> _Extracted records_:
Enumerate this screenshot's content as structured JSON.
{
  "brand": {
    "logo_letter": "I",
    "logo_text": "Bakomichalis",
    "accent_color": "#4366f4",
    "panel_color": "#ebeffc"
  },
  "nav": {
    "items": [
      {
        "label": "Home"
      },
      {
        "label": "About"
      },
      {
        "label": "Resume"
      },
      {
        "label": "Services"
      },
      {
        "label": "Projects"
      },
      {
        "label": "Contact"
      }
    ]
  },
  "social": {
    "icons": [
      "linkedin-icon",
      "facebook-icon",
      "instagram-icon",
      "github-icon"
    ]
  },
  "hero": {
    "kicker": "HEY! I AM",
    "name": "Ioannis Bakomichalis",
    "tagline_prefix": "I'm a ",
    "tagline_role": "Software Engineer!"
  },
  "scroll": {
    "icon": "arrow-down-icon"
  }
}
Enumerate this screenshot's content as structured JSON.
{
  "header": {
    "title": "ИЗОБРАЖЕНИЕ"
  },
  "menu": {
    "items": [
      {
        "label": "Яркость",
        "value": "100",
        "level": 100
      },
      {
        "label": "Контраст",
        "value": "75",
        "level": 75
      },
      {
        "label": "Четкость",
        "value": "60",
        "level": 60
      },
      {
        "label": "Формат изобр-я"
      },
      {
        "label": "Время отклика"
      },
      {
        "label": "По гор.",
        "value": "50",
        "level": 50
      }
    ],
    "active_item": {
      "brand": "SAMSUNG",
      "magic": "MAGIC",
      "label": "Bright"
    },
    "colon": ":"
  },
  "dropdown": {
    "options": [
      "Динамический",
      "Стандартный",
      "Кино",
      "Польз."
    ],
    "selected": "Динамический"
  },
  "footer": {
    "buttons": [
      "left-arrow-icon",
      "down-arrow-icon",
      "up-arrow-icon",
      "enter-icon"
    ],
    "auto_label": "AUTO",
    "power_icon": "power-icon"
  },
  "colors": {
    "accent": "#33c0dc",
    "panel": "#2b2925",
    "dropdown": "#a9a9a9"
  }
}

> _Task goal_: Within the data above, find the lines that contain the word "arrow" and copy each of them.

> _Exercise solution_:
    "icon": "arrow-down-icon"
      "left-arrow-icon",
      "down-arrow-icon",
      "up-arrow-icon",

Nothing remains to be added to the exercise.